Data about app and page elements
:::

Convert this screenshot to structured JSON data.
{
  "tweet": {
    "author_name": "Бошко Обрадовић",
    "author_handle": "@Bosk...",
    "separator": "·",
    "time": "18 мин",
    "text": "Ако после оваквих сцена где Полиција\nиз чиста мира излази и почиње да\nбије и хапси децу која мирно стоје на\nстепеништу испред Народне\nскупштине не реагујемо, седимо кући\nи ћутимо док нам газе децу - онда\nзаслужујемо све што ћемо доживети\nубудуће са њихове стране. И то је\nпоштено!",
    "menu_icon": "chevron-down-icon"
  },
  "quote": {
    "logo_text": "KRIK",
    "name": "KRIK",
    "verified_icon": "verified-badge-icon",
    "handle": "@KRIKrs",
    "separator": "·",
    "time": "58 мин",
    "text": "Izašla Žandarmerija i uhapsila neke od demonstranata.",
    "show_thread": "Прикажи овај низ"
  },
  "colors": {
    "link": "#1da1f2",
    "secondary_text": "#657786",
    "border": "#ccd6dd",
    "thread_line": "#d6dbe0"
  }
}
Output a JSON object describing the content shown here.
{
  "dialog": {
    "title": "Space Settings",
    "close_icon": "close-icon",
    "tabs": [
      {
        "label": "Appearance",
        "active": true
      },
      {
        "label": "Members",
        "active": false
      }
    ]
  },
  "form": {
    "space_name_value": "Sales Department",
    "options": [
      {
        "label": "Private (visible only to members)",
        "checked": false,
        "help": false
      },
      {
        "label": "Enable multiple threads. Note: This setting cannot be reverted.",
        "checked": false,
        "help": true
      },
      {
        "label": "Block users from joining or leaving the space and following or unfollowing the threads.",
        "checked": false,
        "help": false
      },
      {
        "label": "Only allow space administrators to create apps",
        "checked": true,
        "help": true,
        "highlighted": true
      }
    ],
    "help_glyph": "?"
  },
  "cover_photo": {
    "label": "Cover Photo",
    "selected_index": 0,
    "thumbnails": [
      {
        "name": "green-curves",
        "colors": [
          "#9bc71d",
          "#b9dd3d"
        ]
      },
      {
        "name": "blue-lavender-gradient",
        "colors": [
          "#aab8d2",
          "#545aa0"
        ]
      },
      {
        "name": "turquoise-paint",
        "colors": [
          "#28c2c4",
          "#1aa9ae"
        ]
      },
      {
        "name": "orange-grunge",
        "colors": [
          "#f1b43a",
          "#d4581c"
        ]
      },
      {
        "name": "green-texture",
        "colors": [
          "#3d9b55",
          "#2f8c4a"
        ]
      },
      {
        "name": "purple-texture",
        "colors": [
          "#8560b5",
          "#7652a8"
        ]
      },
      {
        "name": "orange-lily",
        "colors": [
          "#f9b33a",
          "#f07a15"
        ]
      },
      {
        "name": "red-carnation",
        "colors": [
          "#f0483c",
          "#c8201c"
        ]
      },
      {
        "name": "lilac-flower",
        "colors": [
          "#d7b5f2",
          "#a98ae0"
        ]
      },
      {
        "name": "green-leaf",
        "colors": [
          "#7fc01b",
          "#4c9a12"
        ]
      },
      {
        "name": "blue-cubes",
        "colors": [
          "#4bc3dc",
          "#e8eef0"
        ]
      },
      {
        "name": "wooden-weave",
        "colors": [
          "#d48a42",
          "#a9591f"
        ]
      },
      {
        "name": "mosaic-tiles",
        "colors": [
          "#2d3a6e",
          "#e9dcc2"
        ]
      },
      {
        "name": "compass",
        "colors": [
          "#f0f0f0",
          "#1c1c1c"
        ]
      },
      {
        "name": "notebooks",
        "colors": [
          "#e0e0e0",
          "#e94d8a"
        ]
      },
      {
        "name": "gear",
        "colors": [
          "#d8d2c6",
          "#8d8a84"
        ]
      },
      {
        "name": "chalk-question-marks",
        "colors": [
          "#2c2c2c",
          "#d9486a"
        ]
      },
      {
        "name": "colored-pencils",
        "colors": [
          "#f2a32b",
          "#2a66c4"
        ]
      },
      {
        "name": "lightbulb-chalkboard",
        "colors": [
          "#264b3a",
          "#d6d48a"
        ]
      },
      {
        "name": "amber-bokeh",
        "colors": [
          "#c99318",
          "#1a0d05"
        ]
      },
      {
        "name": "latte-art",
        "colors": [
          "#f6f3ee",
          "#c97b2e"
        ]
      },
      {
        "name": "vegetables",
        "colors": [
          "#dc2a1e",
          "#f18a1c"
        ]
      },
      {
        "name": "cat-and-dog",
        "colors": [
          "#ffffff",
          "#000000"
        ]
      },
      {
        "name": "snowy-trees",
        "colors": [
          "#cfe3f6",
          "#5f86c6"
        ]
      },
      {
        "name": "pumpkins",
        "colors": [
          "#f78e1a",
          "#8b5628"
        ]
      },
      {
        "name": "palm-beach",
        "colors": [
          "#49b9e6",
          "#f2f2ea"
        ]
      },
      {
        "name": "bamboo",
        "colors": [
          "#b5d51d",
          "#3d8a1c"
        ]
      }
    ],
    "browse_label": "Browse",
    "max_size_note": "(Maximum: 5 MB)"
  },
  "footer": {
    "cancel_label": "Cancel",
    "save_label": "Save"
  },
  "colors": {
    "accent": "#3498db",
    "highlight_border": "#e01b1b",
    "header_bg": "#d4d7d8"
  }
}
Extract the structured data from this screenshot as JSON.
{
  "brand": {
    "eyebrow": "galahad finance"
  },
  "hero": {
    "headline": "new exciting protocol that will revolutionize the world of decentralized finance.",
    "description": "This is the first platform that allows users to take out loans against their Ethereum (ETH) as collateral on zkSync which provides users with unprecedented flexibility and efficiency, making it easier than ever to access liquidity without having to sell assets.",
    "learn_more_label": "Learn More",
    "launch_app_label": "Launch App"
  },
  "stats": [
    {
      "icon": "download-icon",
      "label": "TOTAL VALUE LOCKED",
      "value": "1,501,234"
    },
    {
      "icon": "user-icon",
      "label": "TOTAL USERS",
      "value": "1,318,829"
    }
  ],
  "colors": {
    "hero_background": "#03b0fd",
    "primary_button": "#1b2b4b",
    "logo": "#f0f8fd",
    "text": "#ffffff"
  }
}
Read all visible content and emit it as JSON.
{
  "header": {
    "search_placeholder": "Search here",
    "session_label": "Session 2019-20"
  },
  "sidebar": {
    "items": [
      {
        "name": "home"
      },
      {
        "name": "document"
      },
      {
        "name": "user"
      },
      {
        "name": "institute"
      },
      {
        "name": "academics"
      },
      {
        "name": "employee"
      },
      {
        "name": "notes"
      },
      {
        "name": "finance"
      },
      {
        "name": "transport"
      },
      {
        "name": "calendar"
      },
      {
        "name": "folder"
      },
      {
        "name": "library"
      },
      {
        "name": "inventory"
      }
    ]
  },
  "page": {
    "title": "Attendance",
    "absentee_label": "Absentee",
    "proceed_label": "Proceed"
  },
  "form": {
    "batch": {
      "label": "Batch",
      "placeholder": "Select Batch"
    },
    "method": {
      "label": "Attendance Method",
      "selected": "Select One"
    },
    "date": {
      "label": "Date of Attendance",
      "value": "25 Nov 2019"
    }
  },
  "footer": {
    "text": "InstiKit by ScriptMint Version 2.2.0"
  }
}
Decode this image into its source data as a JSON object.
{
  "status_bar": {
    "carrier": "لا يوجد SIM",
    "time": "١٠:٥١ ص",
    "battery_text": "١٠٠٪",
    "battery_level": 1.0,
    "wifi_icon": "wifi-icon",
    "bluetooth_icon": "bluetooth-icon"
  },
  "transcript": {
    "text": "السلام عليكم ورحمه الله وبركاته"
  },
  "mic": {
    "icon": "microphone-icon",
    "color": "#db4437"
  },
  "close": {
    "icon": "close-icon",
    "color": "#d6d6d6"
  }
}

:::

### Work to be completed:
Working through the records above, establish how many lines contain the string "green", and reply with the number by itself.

### Result:
3